Do cooks in 2021 really have to make that binary choice? A clutch of sleek tech-forward appliances would have us believe the answer is no. Many promise precision on par with sous vide cooking, but with more robust capabilities—such as the ability to brown food—while providing convenience through copious smart features like apps and pre-programmed recipes. Like their predecessors, a number of them rely on impressive-sounding technology to do the cooking.
Take the Brava Oven, which cooks using visible and infrared light. According to the manufacturers, inside the toaster-oven-size, windowless box are “six high powered lamps that get hotter than a wood fire pizza oven.” But brute-force heat isn’t the intention here. Instead, the oven targets those lights in different areas of the oven, such as the underside of the tray your food sits on, or at the food directly, to concurrently cook two different foods—say, a steak and some asparagus—on the same tray and produce an ideal version of each.
Cooking with light certainly has a futuristic sheen to it, but solid-state, or RF, cooking may be more interesting. Michael Wolf, who publishes The Spoon, a website that reports on trends in food technology, describes solid-state cooking as “taking the high-precision radio frequency technology from your phone and essentially putting it in a microwave.” Comparisons to the microwave are apt in that both technologies use electromagnetic radiation with wavelengths longer than infrared light. But whereas a microwave’s magnetron emits just one frequency, a solid-state module can vary the frequency and amplitude of radio waves it emits, which makes for far more even heat distribution. These waves also provide feedback to the oven, allowing it to sense colder and hotter regions and direct energy where it is needed. RF technology is starting to show up; it features in Miele’s Dialogue oven, among others.
One of the most exciting cooking appliance technologies isn’t new at all—or sexy. It’s steam: or more specifically, the ability to control humidity within a convection oven. Professional cooks know that the key to precise cooking has to do with the relationship between heat and humidity, and having relied on combi (combination) ovens for decades, they know what is possible when these devices hand them fine control over both. A combi oven can mimic sous vide one minute, dehydrate beef jerky the next, and handle tasks as disparate as proofing bread and roasting meats. Home wall combi ovens are available from many big-brand appliance manufacturers, but it’s the countertop models, like the new app-connected Anova Precision Oven, that just might bring combination cooking to the masses.
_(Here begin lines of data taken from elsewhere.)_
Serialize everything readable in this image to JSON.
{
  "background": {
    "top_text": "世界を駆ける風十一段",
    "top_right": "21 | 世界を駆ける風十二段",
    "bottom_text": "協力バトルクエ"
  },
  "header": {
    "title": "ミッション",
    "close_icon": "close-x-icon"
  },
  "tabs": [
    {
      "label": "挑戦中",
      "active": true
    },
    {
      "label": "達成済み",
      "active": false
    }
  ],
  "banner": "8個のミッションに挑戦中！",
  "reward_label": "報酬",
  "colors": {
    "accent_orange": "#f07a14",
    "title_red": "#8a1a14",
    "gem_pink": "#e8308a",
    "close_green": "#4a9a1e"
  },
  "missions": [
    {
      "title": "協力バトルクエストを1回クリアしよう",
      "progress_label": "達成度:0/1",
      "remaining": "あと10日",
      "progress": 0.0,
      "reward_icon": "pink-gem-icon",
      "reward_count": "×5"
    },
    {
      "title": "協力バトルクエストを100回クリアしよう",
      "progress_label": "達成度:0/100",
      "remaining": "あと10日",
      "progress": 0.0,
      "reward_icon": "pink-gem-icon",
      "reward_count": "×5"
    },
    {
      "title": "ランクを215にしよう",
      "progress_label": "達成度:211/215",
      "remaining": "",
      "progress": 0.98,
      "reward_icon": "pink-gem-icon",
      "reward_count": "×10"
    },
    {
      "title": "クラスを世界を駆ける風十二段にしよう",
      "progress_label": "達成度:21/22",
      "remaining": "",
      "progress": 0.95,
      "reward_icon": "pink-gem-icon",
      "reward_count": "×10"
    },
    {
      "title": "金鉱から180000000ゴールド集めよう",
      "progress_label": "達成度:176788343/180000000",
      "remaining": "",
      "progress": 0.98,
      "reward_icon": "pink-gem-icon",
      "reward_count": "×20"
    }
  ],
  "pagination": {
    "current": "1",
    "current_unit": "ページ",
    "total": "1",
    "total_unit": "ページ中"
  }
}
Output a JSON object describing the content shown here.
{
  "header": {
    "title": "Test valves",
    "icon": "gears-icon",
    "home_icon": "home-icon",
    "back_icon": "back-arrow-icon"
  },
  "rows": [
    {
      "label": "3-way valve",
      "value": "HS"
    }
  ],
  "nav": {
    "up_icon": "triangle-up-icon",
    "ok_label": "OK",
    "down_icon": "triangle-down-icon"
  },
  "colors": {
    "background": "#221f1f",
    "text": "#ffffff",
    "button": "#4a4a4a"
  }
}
It's easy to be wowed by bright lights and the promise of effortless beef jerky.
It’s of course easy to be wowed by bright lights and the promise of effortless beef jerky. Whether any one of these appliances succeeds will have a lot to do with the “smart” side of the equation—things like app usability and how well the pre-programmed recipes turn out—as well as with price. Still, with so many options converging at the intersection of precision and convenience, some could very well find a permanent home in many of our kitchens. And for the ones that don’t? We’ll be more than happy to write the obit.